4.5 Million Records Hacked
By Donna Cusano, Editor In Chief of Telehealth & Telecare Aware
Earlier this year [TTA 23 Apr] I commented on the fourth annual update from the Ponemon Institute plus a qualitative study from IS Solutions that contained mostly unwelcome news for healthcare IT departments in the US. Ponemon’s new estimate of data breaches’ cost per year: $5.6 billion. While making some progress in the existential threat that data breaches present to institutional and personal security, both reports also outlined the disconnect between HIT professionals busy dealing with and sealing off the mice of internal causes versus the looming, huge menace of the external criminal threat.
Today, we know that Godzilla stomped into town. Community Health Systems of Franklin, Tennessee claimed as part of a SEC regulatory filing that hackers originating in China breached sensitive information in 4.5 million patient records accumulated over five years during April and June using cyberattacks and sophisticated malware.
CHS discovered this in July and has been working with security firm Mandiant and Federal law enforcement. Their tracing back of the hackers’ M.O. is that they typically seek intellectual property on medical equipment and development software, but failing that raided patient names, addresses, birth dates, telephone numbers and Social Security numbers. The company owns, operates or leases 206 hospitals in 29 states, and management has offered affected patients identity theft protection programs.
The Modern Healthcare report quotes Mac McMillan of CynergisTek on increasing hacks aimed at healthcare institutions. Hospitals are “going to become a bigger and bigger target as the hacking community figures out it’s easier to hack a hospital than it is to hack a bank and you get the same information,” McMillan said. “I’m not sure healthcare is listening yet.”
This article was originally published on TeleHealth & Telecare Aware and is republished here with permission.
Update 20 Aug: Reuters reports that the hackers operating from China took advantage of the ‘Heartbleed’ bug by targeting vulnerabilities in the CHS virtual private network (VPN) used for employee remote access.

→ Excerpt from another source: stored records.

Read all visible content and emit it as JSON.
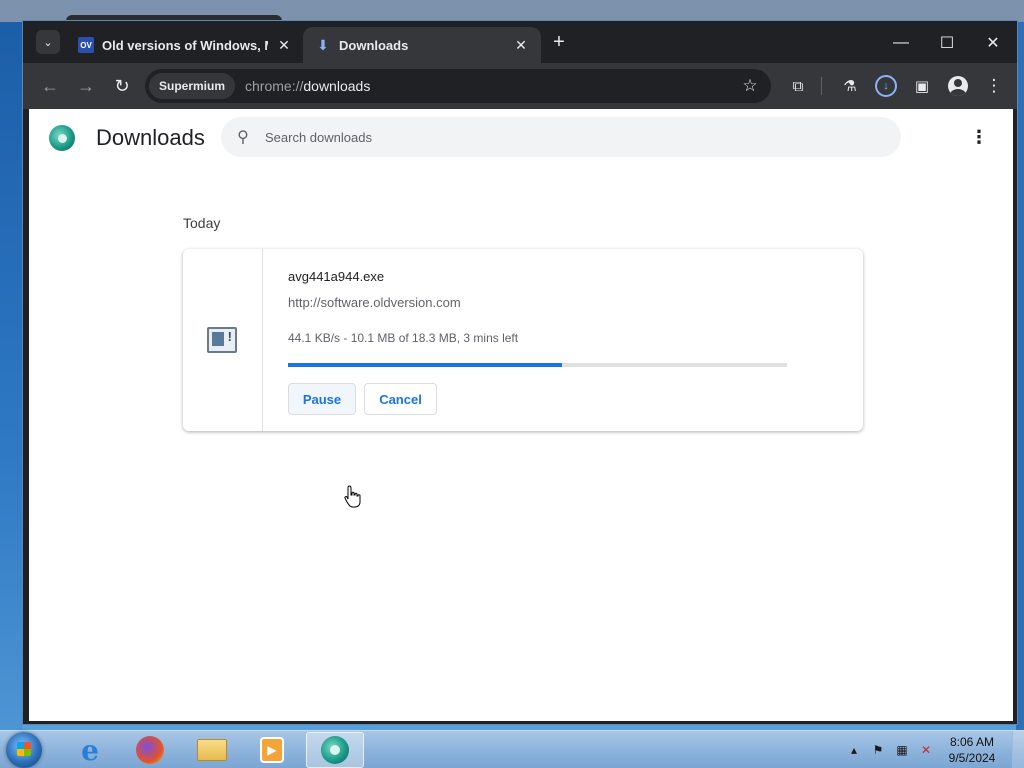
{
  "browser": {
    "tabs": [
      {
        "label": "Old versions of Windows, Mac",
        "favicon": "OV",
        "active": false
      },
      {
        "label": "Downloads",
        "favicon": "download-icon",
        "active": true
      }
    ],
    "omnibox": {
      "chip_label": "Supermium",
      "url_scheme": "chrome://",
      "url_path": "downloads"
    }
  },
  "page": {
    "title": "Downloads",
    "search_placeholder": "Search downloads",
    "date_group": "Today",
    "download": {
      "file_name": "avg441a944.exe",
      "source_url": "http://software.oldversion.com",
      "status": "44.1 KB/s - 10.1 MB of 18.3 MB, 3 mins left",
      "progress_fraction": 0.55,
      "pause_label": "Pause",
      "cancel_label": "Cancel"
    }
  },
  "taskbar": {
    "apps": [
      "internet-explorer",
      "firefox",
      "windows-explorer",
      "media-player",
      "supermium"
    ],
    "clock_time": "8:06 AM",
    "clock_date": "9/5/2024"
  },
  "colors": {
    "accent": "#1a73e8",
    "browser_frame": "#1f2124",
    "toolbar": "#35373b",
    "progress_track": "#e0e0e0"
  }
}
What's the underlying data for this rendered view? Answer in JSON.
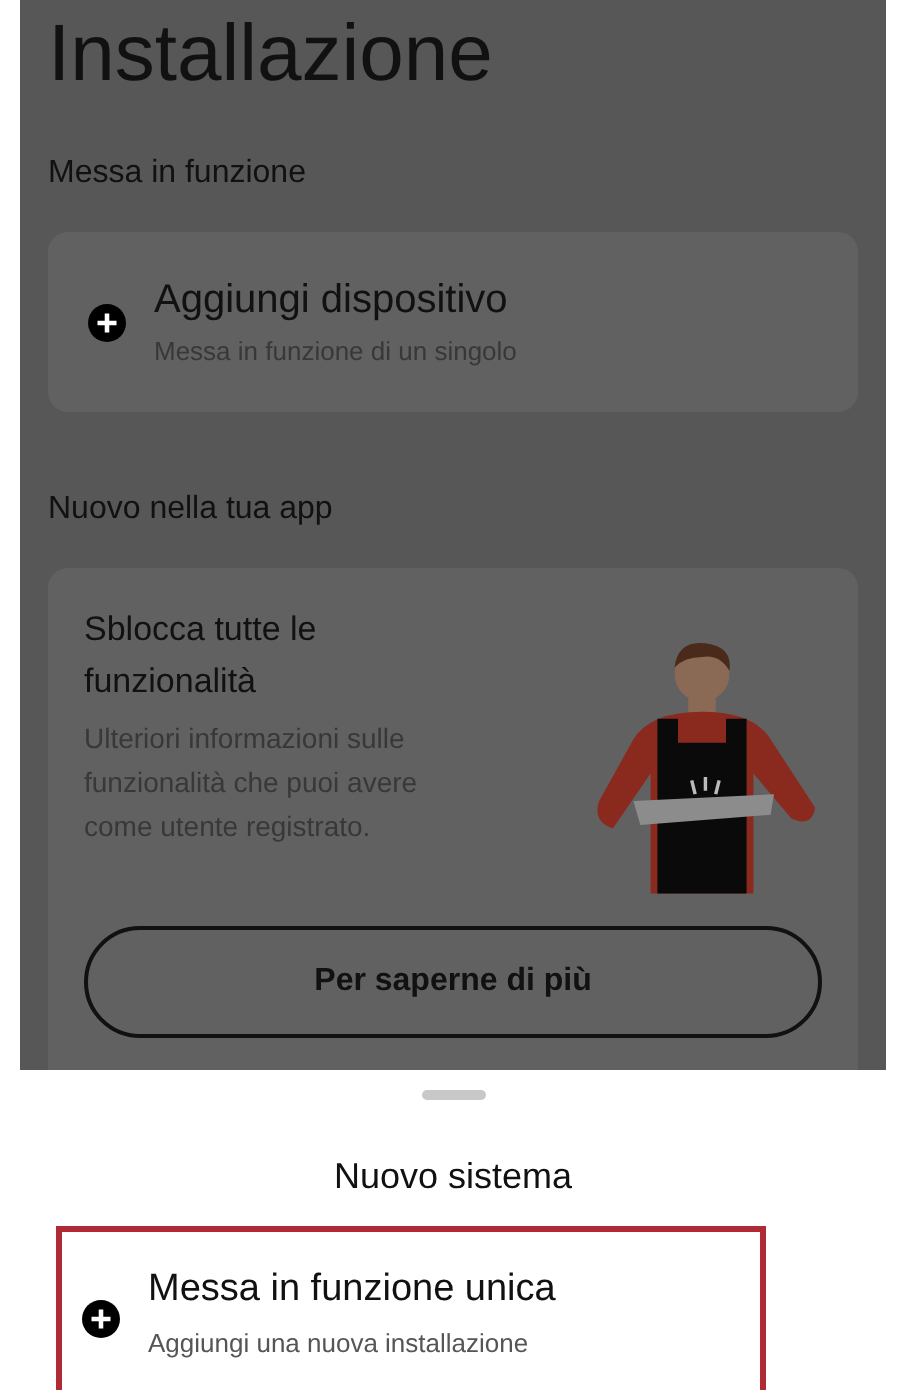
{
  "page": {
    "title": "Installazione",
    "dimmed": true
  },
  "sections": [
    {
      "kind": "action",
      "heading": "Messa in funzione",
      "item": {
        "title": "Aggiungi dispositivo",
        "subtitle": "Messa in funzione di un singolo"
      }
    },
    {
      "kind": "promo",
      "heading": "Nuovo nella tua app",
      "card": {
        "title": "Sblocca tutte le funzionalità",
        "text": "Ulteriori informazioni sulle funzionalità che puoi avere come utente registrato.",
        "button": "Per saperne di più"
      }
    }
  ],
  "bottom_sheet": {
    "title": "Nuovo sistema",
    "options": [
      {
        "title": "Messa in funzione unica",
        "subtitle": "Aggiungi una nuova installazione",
        "highlighted": true
      }
    ]
  }
}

The hackers used stolen credentials to enter the network and took it from there. The VPN used equipment from provider Juniper Networks. Reuters interviewed David Kennedy, chief executive of TrustedSec LLC, who also testified to Congress on the multitudinous security flaws of Healthcare.gov. One question: Heartbleed was discovered in April. It would have been logical for CHS’ IT security to be looking for it, and for an April attack to be discovered then. It was not discovered till July after a second attack.